When I was living with less means than today, I'd found a pair of Infinity bookshelf speakers with rotted woofer surrounds. I found a pair of Peerless Nomex 6.5" woofers at which fit the cut-out in the speaker cabinet. Being a fan of AMT and similar high frequency drivers, I found that the BG Neo 3 planar tweeter. Had to cut out an opening for them, however as they are significantly larger than the dome tweeters which came with them. Since my holes were not symmetric, I used modeling clay to seal off the inside. The cabinets are unported, are fully sealed.

This is well and good; I found some Infinity crossovers with "cups", or the fitting containing the speaker wire terminals, at a surplus store for only a few dollars. Hooked it up and it sounded fine, no distortion from a tweeter crossover too low in frequency, etc.

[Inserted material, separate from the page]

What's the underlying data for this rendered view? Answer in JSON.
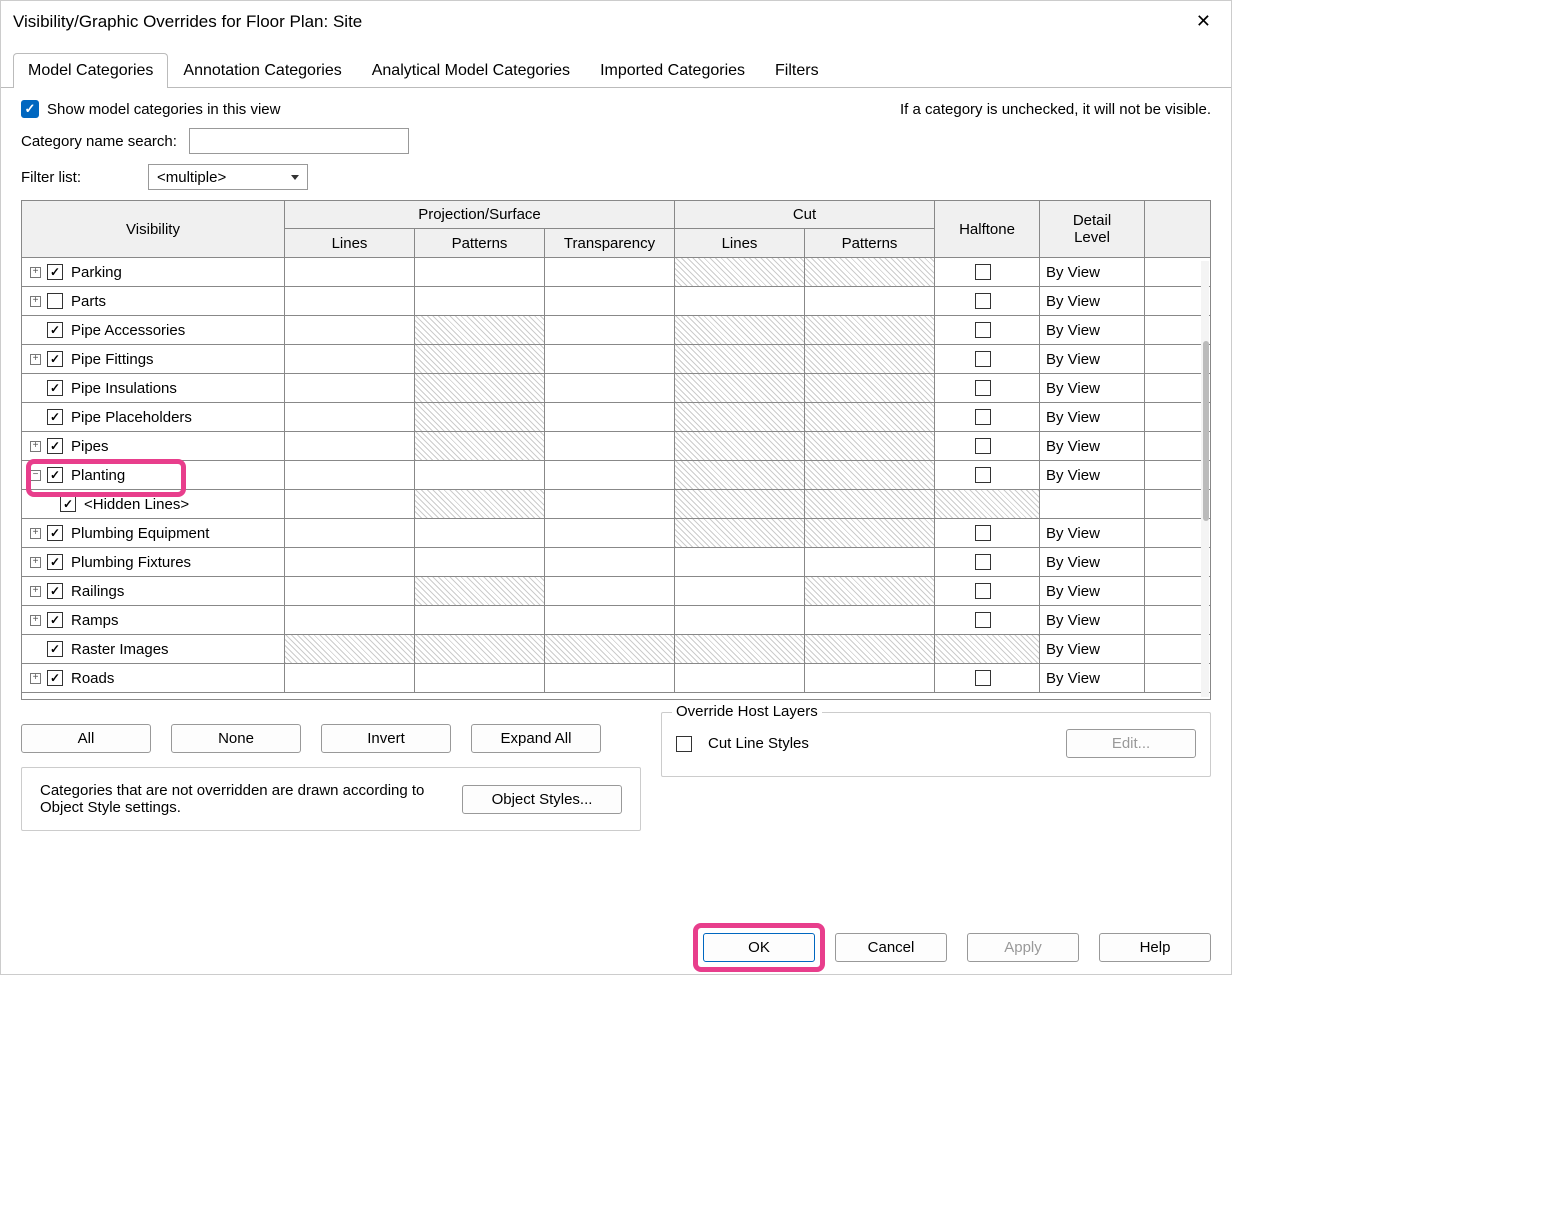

Absolutely ludicrous to cut-and-paste a two-way crossover with drivers different than that for which it was designed, but the ears are the final master and mine said "fine".

The story does not end there...the crossover had ten cent capacitors, white sand-encased 5W resistors, cheap inductors...and I'd been reading "audiophile" sites about I unsoldered one crossover and measured the inductors and wrote up a schematic.

Over the years I've been spending a little at a time to upgrade the crossovers and I can easily tell you that there is real truth in what I've been seeing about "audiophile" technology. I've replaced the most obvious capacitor, the electrolytic one in front of the tweeter, with a good set of film capacitors, the resistors with inexpensive Mills 5W types (only a few dollars each) and one of the woofer caps with an Obbligato oil type cap. I have experienced a definite improvement in my listening. One way I've described it is that one early music CD, an Alia Vox collection, has a few pieces with vocals. Before the new resistors and caps, I used to skip a good half of the CD believing I didn't like particular songs. What was occurring is that the cheap components were resulting in a mess where the voices were too close in frequency, producing a blurry sludge. Irritating. Upon replacing the tweeter cap etc., I was suddenly interested in the entire CD...!!

Most recently I've replaced the small inductors in the tweeter circuits with $20.00 Mundorf coils. There is again a positive difference, detail revealed, depth improved, and more. But most importantly, I've taken the advice of humblehifi and bypassed the tweeter capacitor with a Vishay MKP1837 10nF (0.01uF) metalized film cap, each. Things have become even more open and detailed without anything becoming overwhelming, etc. It may be a tired metaphor but it is as if a somewhat dirty window were cleaned a bit more, revealing a bit more...

The best part? These caps cost $1.00 each. Note that some of the top audiophile caps can cost hundreds of dollars, each. You do need to have a good cap in the circuit for this bypass to really work but even a good one plus this should be a great combination. I've heard counter-melodies and details I'd never before heard in just the few CDs I've played since making this mod. I'm pulling out CDs to listen for fun, to know them better, which is the mark of any worth-while upgrade to a music system.

More: Yes, capacitors etc. take time to "burn in". I have noted a change in sonic character as this occurs as I modify these speakers. Expect it to a degree, as well.

Vishay Roederstein / ERO MKP1837 - 0,01uF / 100VDC / ± 1%


The Vishay MKP 1837 Review and Modification

Please note that excepting the Vishay bypass capacitor treatment, the differences may be described as "subtle", in that they're not huge, "everyone can hear it" differences. BUT. I'm definitely getting more out of my listening experiences as related to the Alia Vox CD. A difference compelling enough to not only keep but to pursue in other directions.